Duff also testified in the Nisga’a court case of 1973, in which the Supreme Court of Canada upheld the rights of native people in the absence of a treaty, and that led to the creation of Canada’s land claims negotiation policy. Originally rejected by the Supreme Court of BC and Appeals Court, the later decision established Aboriginal title to their traditional, ancestral and unceded lands.
During the last eight years of his life, as a UBC faculty member, Duff concentrated on studying Haida art and interpreting the symbolic meanings behind the carvings, totem poles and painted crests that have become synonymous with the culture of coastal First Nations. In 1967, he partnered with esteemed Haida artist Bill Reid on the Arts of the Raven exhibit in Vancouver and also created the Images in Stone B.C. display of 1975, which went from Victoria to Vancouver and Ottawa.

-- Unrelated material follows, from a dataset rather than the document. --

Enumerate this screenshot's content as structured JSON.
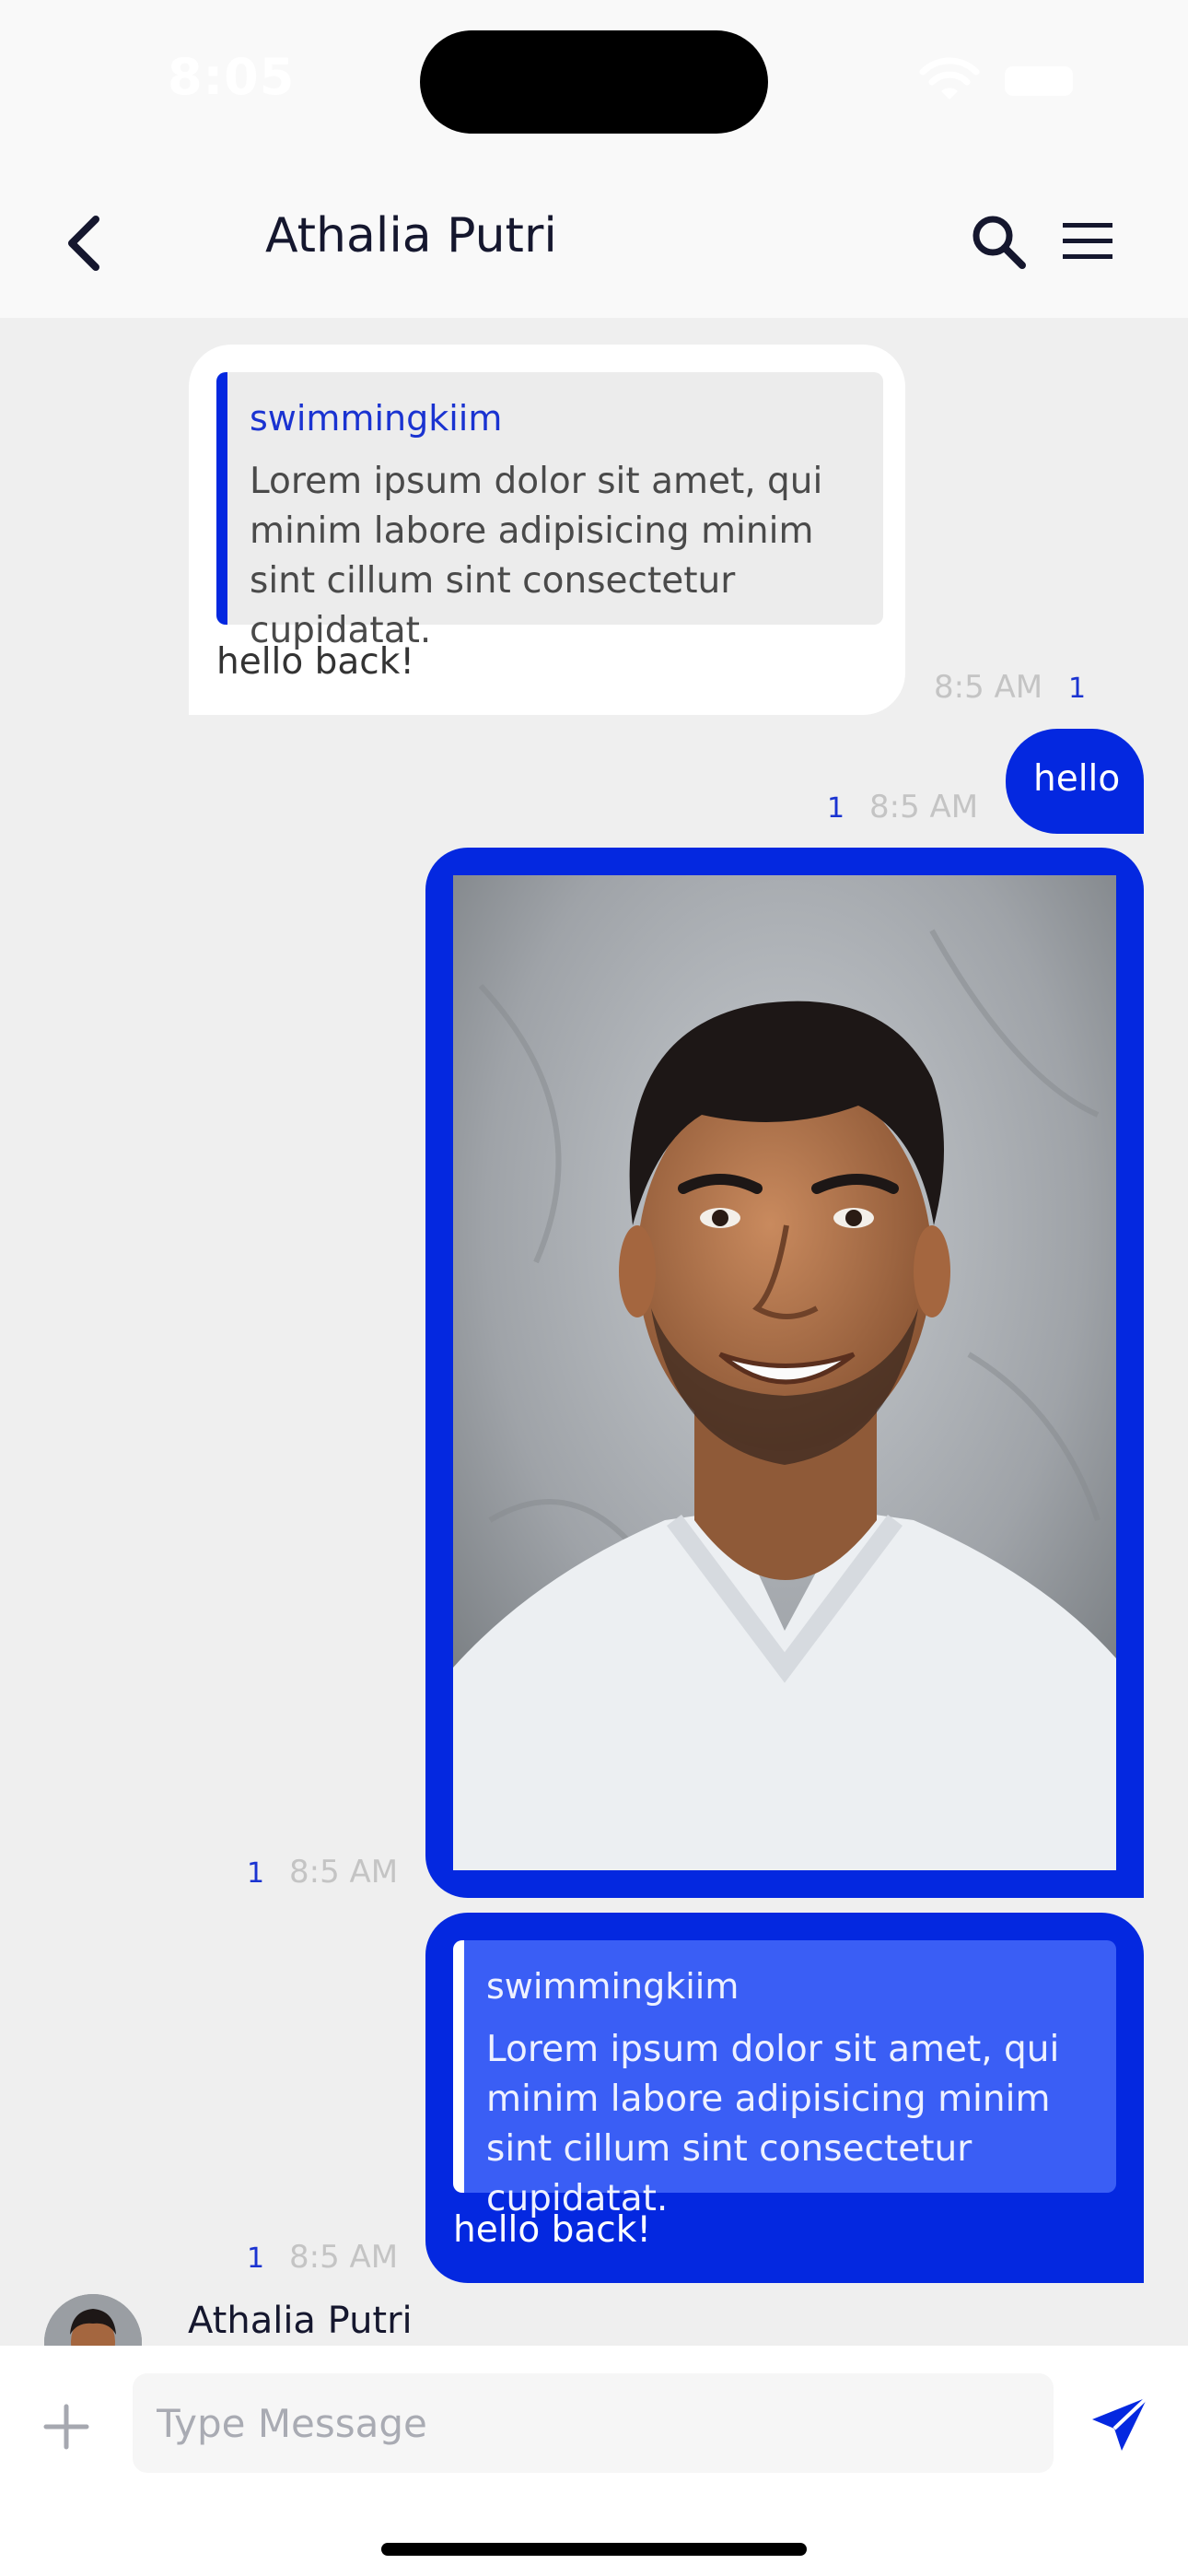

“They were two very innovative exhibitions, both of which were driving at the view that northwest coast native art was great art in anyone’s terms, just as anything in the national gallery in Britain in great art,” said Fisher. “It’s not just ethnographic artifact, it’s actually great art with great thinking behind it.”
While he was working at the museum, Duff salvaged totem poles from Haida Gwaii which were showing the effects of decades of weathering and brought them to the Victoria museum to preserve them. That created controversy and was seen by some as illegal appropriation of artifacts but Duff was careful to negotiate permission and forward payment to the Skidegate band council before he took possession. Fisher said those poles, some of which were sent to the provincial museum and some of which ended up at Museum of Anthropology at UBC, will shortly be the only surviving examples of art surviving from that time period.
“When Wilson was taking totem poles from Haida Gwaii and getting them restored and preserved, there were articles in the Vancouver Sun with headlines like, ‘Hideous Totem Pole Nonsense,’ not that it was offensive to First Nations communities to remove these poles, but that it was waste of money and this was an artform not worth preserving,” said Fisher. “Wilson was doing these things not just when it wasn’t popular but there was pressure against it.”
Duff, who suffered from depression that might have stemmed from his war experience, committed suicide at age 51 in his UBC office in 1976, leaving behind his wife, son and daughter. He believed in reincarnation and that his life was simply the threshold to his next life. That spiritual transformation is depicted on the cover of Fisher’s book which reprints the Eagle Full Circle painting by Tofino-area artist Roy Henry Vickers. As a high school student from the Nass Valley north of Terrace, Vickers met Duff at the provincial museum and Duff dug into his office filing cabinet and showed him a photograph of Vickers’ grandfather. He credits Duff with inspiring him to become an artist.
Published by Harbour Publishing, Wilson Duff: Coming Back, A Life is available at Books and Company of Third Avenue and at Coles in Pine Centre Mall.
Fisher, 76, lives in Nanaimo with his wife Patricia and he continues to teach courses in First Nations history at Vancouver Island University’s Elder College.